The Second Circuit also rejected Green’s argument he should get to amend the complaint with statistical analysis he says would show one of the allegedly stolen baseball scenes has an extremely low chance of occurring independently. The panel ruled such testimony is “irrelevant and not permitted” outside of cases involving highly technical works; therefore any amendment would be futile.
Green stated after the case, “I just wanted to get some satisfaction, just an explanation for how two…baseball books could have all of these idiosyncratic details and plot lines, et cetera, in common.” He further added the decision didn’t take into account specific passages and circumstances in the plot that he argued were “practically identical” between the works, including how the situation in the game at the book’s climax plays out, the mindset of characters in the scene and the point in history in which the books take place.
Green is represented by Pieter Van Tol of Hogan Lovells.
Harbach is represented by Elizabeth A. McNamara of Davis Wright Tremaine LLP.
The case is Green v. Harbach, case number 18-2078, in the U.S. Court of Appeals for the Second Circuit.

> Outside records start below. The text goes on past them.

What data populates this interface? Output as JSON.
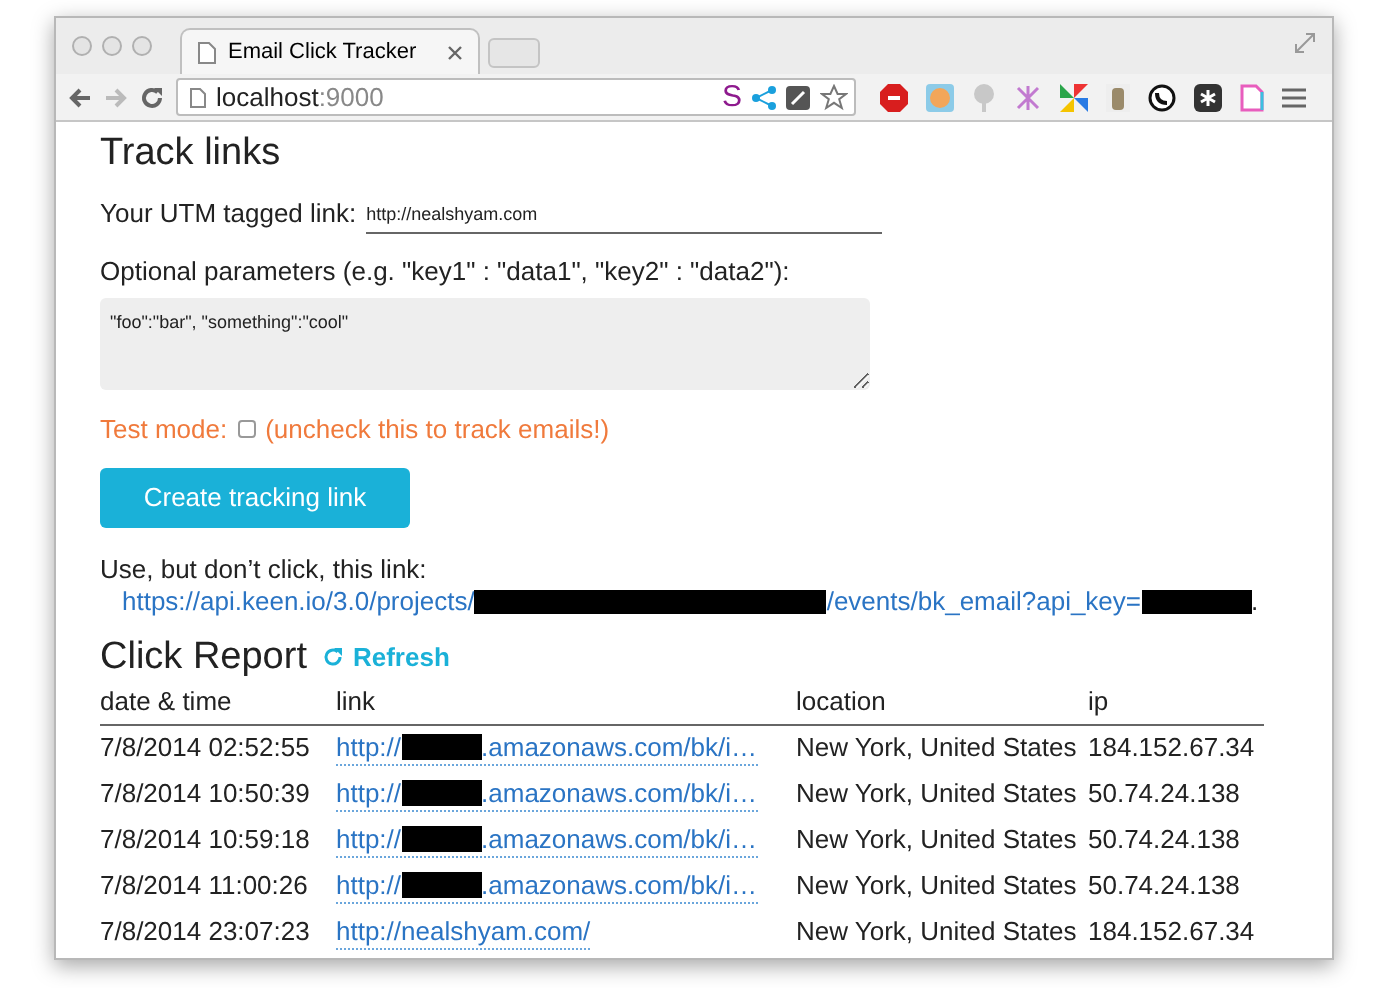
{
  "browser": {
    "tab": {
      "title": "Email Click Tracker",
      "selected": true
    },
    "url": {
      "host": "localhost",
      "port": ":9000"
    },
    "extension_label": "S"
  },
  "track": {
    "title": "Track links",
    "utm_label": "Your UTM tagged link:",
    "utm_value": "http://nealshyam.com",
    "params_label": "Optional parameters (e.g. \"key1\" : \"data1\", \"key2\" : \"data2\"):",
    "params_value": "\"foo\":\"bar\", \"something\":\"cool\"",
    "test_mode_label": "Test mode:",
    "test_mode_checked": false,
    "test_mode_note": "(uncheck this to track emails!)",
    "button": "Create tracking link"
  },
  "result": {
    "label": "Use, but don’t click, this link:",
    "link": [
      {
        "kind": "text",
        "text": "https://api.keen.io/3.0/projects/"
      },
      {
        "kind": "redaction"
      },
      {
        "kind": "text",
        "text": "/events/bk_email?api_key="
      },
      {
        "kind": "redaction"
      }
    ],
    "tail": "."
  },
  "report": {
    "title": "Click Report",
    "refresh": "Refresh",
    "columns": [
      "date & time",
      "link",
      "location",
      "ip"
    ],
    "rows": [
      {
        "date": "7/8/2014 02:52:55",
        "link": {
          "before": "http://",
          "redacted": true,
          "after": ".amazonaws.com/bk/i…"
        },
        "location": "New York, United States",
        "ip": "184.152.67.34"
      },
      {
        "date": "7/8/2014 10:50:39",
        "link": {
          "before": "http://",
          "redacted": true,
          "after": ".amazonaws.com/bk/i…"
        },
        "location": "New York, United States",
        "ip": "50.74.24.138"
      },
      {
        "date": "7/8/2014 10:59:18",
        "link": {
          "before": "http://",
          "redacted": true,
          "after": ".amazonaws.com/bk/i…"
        },
        "location": "New York, United States",
        "ip": "50.74.24.138"
      },
      {
        "date": "7/8/2014 11:00:26",
        "link": {
          "before": "http://",
          "redacted": true,
          "after": ".amazonaws.com/bk/i…"
        },
        "location": "New York, United States",
        "ip": "50.74.24.138"
      },
      {
        "date": "7/8/2014 23:07:23",
        "link": {
          "before": "http://nealshyam.com/",
          "redacted": false
        },
        "location": "New York, United States",
        "ip": "184.152.67.34"
      }
    ]
  }
}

* Lowe & Associates (“The Firm”) is a boutique entertainment and business litigation firm located in Beverly Hills, California. The Firm has extensive experience handling cases involving entertainment law, having provided top quality legal services to its clients since 1991. The Firm is recognized in multiple publications for its many achievements and high ethical standards, including Martindale-Hubbell and Super Lawyers.
Find us at our website at www.LoweLaw.com